Nationwide, courts have responded to COVID-19-related lawsuits and made novel decisions pertaining to cases arising from the failure to follow state and federal executive orders. Most recently, the New Jersey Superior Court denied a Defendant’s motion to dismiss for a lawsuit alleging assault and the infliction of emotional distress after she refused to follow the New Jersey mask mandate. In denying her motion to dismiss, the New Jersey court voiced its opinion that Free Speech under the First Amendment does not extend to “maskless tirades”, especially during the peak of a global pandemic.
In November of 2020, Lilach Kuhn, the defendant, entered Citibank’s Englewood, NJ branch without a mask in direct violation of Executive Order 122, enacted in April 2020, requiring face coverings in public spaces in an attempt to slow the spread of COVID-19. Plaintiff, bank employee Sanaa Rami, approached Kuhn and reminded her of the requirement to wear a face covering. Ms. Rami was concerned for her own and others’ health and safety. In a viral video recorded by onlookers of the incident, the Defendant erupted in a fit of rage directed at Ms. Rami and refused to adhere to the face-covering mandate. shouted at Ms. Rami saying “I am going to court to fight masks and you are not going to tell me what to do,” and “You work for me! I do not work for you! I have been a customer since 1990. Were you born then? Shame on you!.” When Rami offered to get her a clean mask, Defendant responded yelling, “Don’t make me wear your mask! Are you trying to kill me? What happens if you have corona[virus]?” and “I am a scientist! There is no corona[virus]!”
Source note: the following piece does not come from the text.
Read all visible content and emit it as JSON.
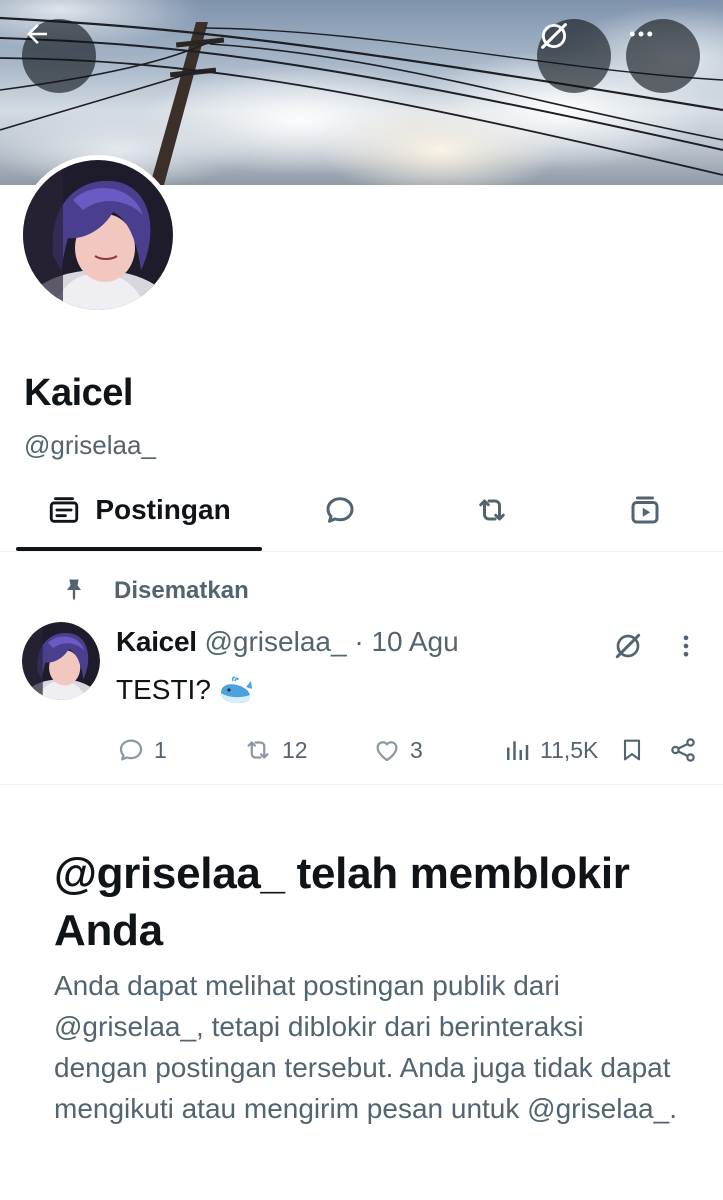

First Amendment rights have been referenced in arguments throughout the nation in response to and challenging COVID-19 health and safety mandates , including the constitutionality of mandatory mask mandates. During the height of the COVID-19 pandemic, many public health officials and politicians urged or required citizens to wear face-coverings to help slow the spread of the COVID-19 virus. One of the most common arguments against these mask mandates is that they infringed on the individual’s Freedom of Speech under the First Amendment. The First Amendment protects freedom of speech, press, petition, assembly and religion. This includes the right to express one’s opinions without government censorship or restraint. Freedom of speech does not include the right to incite actions that would harm others such as, as the Supreme Court famously opined in Schenck v. United States, shouting fire in a crowded theater. Accordingly, the right does not extend protection to obscenity, fighting words, and true threats.